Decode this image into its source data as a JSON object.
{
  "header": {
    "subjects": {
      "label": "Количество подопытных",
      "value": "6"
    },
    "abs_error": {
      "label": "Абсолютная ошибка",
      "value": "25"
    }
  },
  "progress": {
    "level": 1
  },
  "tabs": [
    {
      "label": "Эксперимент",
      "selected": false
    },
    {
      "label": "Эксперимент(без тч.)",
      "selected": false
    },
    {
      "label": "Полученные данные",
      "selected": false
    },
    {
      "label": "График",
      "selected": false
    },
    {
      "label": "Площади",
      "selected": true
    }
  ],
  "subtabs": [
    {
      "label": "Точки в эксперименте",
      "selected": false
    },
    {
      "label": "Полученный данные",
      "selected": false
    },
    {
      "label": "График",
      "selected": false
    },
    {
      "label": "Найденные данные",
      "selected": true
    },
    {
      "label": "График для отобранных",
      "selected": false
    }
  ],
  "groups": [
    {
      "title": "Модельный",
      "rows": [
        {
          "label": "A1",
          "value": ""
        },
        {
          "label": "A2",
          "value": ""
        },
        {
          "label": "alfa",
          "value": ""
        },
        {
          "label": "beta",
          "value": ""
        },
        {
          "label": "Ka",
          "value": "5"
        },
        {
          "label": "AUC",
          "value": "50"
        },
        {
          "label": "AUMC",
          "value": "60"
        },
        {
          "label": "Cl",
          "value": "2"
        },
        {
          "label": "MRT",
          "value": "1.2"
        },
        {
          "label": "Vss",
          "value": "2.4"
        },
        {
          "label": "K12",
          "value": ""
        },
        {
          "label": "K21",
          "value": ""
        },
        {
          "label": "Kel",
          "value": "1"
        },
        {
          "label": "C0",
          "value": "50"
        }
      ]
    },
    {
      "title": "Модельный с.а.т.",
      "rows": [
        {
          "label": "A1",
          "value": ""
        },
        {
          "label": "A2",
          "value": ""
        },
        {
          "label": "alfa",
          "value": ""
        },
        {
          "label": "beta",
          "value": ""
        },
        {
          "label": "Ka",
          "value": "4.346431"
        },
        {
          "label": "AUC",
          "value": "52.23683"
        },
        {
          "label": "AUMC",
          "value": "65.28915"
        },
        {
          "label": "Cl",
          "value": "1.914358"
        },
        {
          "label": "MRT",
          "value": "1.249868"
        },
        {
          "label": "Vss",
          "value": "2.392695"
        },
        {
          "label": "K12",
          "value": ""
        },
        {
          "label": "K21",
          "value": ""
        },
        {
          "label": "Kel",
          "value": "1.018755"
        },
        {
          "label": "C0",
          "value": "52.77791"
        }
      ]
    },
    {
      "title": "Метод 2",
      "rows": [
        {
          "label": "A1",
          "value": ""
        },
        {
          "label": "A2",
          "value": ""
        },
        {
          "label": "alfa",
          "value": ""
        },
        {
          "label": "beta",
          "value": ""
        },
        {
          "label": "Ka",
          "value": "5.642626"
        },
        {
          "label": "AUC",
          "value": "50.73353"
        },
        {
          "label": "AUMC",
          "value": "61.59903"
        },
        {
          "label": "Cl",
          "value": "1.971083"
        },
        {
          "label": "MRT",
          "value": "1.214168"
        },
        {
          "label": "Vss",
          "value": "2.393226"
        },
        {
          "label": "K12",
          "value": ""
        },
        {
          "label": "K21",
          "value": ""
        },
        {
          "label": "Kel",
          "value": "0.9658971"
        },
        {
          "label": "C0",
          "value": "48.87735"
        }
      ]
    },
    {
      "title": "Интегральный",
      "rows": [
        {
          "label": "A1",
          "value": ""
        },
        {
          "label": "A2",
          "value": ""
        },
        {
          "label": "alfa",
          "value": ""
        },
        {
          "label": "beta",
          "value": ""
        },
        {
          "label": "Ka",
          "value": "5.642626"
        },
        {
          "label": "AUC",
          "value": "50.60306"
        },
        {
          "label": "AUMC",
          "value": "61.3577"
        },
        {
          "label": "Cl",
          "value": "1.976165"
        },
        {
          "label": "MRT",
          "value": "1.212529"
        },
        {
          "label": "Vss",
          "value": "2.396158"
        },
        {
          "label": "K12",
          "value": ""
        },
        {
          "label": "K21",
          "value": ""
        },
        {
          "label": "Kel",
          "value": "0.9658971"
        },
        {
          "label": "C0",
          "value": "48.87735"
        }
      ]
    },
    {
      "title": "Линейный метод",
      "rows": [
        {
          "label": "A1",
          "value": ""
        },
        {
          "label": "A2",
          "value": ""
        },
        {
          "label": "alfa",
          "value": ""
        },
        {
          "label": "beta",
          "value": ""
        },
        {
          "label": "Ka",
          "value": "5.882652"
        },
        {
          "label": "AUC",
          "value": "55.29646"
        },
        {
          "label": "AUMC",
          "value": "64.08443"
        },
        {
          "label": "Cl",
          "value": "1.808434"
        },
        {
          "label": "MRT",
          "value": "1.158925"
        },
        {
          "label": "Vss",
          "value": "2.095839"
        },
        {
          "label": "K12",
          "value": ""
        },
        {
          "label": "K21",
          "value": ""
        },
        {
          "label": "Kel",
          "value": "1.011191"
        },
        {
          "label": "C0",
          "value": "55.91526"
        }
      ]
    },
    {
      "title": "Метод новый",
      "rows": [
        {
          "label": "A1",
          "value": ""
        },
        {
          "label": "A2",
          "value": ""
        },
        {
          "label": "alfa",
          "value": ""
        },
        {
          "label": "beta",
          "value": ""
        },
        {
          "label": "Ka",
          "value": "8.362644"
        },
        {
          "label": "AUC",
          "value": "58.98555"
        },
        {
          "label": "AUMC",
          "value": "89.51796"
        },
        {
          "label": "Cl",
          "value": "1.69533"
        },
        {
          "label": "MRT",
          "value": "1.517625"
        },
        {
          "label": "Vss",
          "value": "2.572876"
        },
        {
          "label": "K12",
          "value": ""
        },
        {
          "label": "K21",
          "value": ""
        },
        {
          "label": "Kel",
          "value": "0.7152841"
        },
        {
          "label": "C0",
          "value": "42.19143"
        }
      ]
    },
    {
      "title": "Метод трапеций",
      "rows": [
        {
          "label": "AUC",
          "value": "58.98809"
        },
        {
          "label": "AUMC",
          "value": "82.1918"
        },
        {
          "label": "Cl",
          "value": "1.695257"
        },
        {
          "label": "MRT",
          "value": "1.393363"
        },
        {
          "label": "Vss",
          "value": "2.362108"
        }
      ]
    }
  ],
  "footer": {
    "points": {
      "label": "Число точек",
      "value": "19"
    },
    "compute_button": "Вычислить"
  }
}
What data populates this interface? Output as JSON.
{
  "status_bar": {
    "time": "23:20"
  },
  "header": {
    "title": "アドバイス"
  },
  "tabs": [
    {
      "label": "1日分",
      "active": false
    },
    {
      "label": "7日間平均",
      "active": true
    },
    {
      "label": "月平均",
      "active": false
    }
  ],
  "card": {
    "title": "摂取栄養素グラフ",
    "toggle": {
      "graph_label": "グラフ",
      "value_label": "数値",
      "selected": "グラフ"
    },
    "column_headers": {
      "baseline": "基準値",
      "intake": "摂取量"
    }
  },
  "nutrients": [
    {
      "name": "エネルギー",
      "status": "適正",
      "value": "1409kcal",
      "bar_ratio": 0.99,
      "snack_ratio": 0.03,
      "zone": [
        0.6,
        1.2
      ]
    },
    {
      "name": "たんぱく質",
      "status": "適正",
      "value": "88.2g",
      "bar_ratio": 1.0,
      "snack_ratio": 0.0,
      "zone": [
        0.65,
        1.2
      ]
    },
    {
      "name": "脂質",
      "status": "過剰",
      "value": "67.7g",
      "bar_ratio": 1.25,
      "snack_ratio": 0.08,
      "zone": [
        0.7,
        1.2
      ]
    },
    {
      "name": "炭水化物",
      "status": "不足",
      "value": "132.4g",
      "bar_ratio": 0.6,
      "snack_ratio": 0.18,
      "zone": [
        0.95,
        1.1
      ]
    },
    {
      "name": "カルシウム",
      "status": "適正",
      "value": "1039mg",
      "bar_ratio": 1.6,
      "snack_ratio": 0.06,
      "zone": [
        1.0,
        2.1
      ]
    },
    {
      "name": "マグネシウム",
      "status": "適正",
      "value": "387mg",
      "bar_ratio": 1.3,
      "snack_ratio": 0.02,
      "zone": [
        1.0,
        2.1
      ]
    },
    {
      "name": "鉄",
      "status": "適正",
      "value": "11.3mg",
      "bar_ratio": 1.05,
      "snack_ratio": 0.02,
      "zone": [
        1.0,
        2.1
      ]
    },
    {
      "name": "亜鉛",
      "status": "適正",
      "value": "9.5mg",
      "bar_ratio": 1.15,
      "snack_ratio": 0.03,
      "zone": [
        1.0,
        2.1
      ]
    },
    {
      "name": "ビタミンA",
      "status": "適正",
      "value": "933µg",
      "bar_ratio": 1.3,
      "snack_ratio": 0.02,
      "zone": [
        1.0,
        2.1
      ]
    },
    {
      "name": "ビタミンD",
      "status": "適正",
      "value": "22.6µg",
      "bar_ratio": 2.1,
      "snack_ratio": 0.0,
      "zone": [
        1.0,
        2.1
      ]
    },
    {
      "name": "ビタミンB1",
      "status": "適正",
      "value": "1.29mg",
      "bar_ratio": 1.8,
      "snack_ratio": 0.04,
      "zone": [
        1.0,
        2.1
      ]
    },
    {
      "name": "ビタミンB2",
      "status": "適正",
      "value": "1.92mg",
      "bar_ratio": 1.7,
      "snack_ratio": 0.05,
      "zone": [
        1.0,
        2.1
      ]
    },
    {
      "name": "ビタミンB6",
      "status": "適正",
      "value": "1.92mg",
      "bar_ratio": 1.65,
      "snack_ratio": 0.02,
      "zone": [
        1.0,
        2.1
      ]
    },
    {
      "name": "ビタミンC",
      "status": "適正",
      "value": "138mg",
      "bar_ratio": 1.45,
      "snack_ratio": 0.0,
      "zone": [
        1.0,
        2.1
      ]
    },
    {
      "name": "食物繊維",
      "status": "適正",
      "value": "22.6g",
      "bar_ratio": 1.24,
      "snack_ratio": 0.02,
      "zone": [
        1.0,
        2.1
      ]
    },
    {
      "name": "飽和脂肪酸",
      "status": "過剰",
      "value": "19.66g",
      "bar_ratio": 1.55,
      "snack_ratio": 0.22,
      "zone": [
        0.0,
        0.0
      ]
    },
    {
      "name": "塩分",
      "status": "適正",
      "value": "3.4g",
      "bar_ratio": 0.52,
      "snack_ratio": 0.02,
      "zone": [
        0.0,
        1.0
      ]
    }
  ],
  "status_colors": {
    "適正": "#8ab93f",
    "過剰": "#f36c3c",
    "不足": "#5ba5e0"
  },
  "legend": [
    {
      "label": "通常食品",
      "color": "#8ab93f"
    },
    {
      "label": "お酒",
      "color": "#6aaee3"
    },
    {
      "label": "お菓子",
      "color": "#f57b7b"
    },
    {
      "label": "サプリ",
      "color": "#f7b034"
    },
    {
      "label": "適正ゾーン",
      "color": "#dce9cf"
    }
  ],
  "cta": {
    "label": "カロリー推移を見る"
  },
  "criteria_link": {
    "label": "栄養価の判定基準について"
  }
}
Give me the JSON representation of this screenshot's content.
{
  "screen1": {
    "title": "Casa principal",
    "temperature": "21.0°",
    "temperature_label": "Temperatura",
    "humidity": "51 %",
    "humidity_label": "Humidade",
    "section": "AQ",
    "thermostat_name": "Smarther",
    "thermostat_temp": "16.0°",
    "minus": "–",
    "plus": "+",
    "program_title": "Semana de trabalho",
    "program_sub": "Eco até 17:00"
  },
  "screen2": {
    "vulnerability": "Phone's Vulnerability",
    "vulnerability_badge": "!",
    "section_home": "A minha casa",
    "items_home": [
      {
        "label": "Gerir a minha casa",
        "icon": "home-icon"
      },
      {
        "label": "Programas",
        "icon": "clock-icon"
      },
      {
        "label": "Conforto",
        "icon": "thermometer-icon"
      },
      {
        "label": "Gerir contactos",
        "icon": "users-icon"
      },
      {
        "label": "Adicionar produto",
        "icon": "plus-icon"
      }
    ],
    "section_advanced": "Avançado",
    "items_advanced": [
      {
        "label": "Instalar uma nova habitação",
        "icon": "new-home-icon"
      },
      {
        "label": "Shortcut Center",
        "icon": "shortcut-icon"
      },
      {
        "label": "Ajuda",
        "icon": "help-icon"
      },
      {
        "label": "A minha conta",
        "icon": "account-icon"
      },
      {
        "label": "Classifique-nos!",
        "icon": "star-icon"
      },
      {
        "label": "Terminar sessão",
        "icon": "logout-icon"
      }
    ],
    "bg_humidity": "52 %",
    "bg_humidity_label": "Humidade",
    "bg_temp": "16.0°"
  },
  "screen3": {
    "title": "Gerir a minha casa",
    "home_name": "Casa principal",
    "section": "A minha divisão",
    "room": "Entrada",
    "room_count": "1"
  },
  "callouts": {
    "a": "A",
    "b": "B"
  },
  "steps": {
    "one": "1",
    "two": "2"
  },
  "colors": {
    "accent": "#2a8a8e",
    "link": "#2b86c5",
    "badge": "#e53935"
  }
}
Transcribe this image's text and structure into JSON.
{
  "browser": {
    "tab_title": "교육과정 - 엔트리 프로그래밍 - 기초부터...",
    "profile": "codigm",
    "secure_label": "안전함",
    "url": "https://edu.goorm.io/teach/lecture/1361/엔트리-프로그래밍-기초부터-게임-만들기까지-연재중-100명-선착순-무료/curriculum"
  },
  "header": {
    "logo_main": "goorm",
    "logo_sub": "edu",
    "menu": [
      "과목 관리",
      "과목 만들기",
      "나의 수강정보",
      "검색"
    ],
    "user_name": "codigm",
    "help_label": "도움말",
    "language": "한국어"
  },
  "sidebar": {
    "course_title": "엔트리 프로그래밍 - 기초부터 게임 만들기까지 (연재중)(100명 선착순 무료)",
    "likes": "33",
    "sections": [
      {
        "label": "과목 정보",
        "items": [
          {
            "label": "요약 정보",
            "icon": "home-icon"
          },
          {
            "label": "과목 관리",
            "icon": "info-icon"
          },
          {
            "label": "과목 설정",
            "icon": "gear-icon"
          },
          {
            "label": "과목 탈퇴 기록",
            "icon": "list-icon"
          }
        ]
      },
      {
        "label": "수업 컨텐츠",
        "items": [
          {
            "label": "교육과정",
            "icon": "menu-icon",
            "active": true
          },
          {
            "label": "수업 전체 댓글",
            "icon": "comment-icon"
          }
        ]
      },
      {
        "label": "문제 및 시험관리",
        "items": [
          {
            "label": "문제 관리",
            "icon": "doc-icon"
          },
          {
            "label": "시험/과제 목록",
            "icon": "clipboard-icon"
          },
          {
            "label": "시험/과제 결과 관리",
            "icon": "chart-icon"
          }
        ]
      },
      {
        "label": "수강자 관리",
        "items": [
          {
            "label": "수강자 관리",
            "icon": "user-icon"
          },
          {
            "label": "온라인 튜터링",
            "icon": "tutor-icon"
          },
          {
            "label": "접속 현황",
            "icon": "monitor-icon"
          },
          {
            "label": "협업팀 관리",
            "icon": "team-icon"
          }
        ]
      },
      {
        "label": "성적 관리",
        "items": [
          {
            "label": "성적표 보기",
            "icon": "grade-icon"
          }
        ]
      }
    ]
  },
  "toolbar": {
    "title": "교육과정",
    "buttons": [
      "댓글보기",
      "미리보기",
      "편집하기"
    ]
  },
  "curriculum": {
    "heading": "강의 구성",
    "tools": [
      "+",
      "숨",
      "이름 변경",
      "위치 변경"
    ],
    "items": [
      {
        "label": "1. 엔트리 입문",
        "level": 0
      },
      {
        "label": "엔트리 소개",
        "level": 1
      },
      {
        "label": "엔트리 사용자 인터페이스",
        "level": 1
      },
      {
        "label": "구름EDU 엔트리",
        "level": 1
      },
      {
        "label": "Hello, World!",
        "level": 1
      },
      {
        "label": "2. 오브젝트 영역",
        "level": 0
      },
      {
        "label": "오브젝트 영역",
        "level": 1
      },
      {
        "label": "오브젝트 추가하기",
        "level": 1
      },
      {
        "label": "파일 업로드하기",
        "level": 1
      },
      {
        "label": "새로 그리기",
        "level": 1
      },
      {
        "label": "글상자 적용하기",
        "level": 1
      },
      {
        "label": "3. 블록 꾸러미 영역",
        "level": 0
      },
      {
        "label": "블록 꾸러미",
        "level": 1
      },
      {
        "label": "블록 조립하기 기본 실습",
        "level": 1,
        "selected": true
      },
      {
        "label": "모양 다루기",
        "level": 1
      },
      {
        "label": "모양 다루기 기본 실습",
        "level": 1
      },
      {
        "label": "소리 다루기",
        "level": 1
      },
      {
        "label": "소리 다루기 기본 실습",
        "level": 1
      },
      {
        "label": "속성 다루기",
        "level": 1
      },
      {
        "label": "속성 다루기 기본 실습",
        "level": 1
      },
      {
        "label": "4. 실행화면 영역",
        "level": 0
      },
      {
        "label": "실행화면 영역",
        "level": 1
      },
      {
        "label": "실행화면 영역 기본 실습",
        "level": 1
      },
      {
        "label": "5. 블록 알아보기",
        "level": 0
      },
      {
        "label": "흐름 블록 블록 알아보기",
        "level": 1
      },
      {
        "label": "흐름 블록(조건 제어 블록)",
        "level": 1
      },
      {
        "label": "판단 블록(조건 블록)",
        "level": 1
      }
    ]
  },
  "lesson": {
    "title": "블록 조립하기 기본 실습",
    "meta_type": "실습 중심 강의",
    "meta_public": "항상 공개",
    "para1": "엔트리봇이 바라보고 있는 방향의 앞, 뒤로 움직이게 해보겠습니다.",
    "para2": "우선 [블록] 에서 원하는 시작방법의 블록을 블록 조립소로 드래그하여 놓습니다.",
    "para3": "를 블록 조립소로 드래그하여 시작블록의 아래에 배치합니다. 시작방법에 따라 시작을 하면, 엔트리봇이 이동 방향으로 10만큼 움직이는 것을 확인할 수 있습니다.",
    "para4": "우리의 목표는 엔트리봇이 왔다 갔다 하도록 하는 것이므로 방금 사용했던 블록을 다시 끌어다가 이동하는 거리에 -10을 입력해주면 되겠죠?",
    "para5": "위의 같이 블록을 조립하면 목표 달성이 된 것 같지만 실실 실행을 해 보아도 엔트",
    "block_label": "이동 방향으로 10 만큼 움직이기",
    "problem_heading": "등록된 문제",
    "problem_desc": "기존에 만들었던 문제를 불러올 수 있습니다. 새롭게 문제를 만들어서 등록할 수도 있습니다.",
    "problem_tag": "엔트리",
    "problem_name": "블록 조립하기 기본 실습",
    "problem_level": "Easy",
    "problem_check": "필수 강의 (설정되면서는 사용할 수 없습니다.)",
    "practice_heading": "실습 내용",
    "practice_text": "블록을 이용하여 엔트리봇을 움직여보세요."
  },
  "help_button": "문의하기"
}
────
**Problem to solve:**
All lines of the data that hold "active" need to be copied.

**Answer below:**
      "active": false
      "active": true
      "active": false
            "active": true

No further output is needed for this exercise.